Falkirk Herald columnist and online disability campaigner Emma Muldoon has praised ScotRail’s decision to drastically reduce the time required to arrange assisted travel on its railways.
Emma, who is confined to a wheelchair with Limp Girdle Muscular Dystrophy (LGMD), writes an online blog Simply Emma which has become an inspiration for people with disabilities.
Through her writing, online and in The Falkirk Herald and other publications, Emma is able to vent frustrations on lack of disabled access and thank those who have gone out of their way to help her on her many adventures home and abroad.
She has become a leading figure in the disabled equality movement, making it onto the Shaw Trusts’ Power 100 list of the most influential disabled people in the UK in 2018.
A regular traveller, Emma was pleased to hear ScotRail’s announcement.
She said: “This is a massive step in the right direction, bringing much needed equality to the rail network. This will be life changing for many people and will encourage more disabled people to travel by train, myself included.”
ScotRail has reduced the time needed to arrange assisted travel, meaning customers can now book as little as two hours before their journey.
Customers who need extra help when travelling on the ScotRail network now have more flexibility in arranging short notice trips and can now book as little as two hours before their journey.
This reduction in booking time makes ScotRail the fastest at delivering assisted travel journeys in the UK.
Andrew Marshall-Roberts, ScotRail access and inclusion manager, said: “We’re committed to making the railway accessible for all and the assisted travel service is just one of the ways we’re doing this.
“We aim to provide assistance to anyone who needs help when travelling on our network, whether this has been booked in advance or not.

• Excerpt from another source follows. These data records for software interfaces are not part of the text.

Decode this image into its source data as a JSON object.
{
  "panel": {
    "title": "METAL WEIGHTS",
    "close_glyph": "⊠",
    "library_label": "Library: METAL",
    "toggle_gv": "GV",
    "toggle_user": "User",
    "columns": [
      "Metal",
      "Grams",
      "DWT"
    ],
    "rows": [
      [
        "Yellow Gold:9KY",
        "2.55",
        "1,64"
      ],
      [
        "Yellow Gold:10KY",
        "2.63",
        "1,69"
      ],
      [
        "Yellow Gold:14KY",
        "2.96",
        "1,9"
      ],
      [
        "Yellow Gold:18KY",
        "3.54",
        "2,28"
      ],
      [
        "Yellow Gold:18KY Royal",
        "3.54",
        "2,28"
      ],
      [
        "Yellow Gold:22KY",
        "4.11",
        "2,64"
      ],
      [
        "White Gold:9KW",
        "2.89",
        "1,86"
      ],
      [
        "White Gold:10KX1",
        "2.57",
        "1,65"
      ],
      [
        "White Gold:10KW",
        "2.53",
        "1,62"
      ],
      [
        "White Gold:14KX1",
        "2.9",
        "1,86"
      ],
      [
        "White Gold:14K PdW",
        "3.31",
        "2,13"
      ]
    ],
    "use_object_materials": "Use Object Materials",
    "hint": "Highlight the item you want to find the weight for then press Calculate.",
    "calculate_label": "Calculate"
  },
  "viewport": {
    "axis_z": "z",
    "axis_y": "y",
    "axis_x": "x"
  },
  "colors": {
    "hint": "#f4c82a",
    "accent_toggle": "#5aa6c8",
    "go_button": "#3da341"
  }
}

By reducing the notice period to two hours, customers now have more freedom to plan spur of the moment trips.
“Over the past year our hardworking colleagues have enabled over 250,000 assisted journeys – making sure people who need a bit of help to travel receive it.”
ScotRail’s free assisted travel service is open to anyone who would like more support when travelling on one of its trains – from wheelchairs and prams to customers with visual impairments or large items of luggage.
The two-hour window allows ScotRail to make sure people are in place at both the start and end of the journey to help customers.
Visit www.scotrail.co.uk/plan-your-journey/accessible-travel for more information.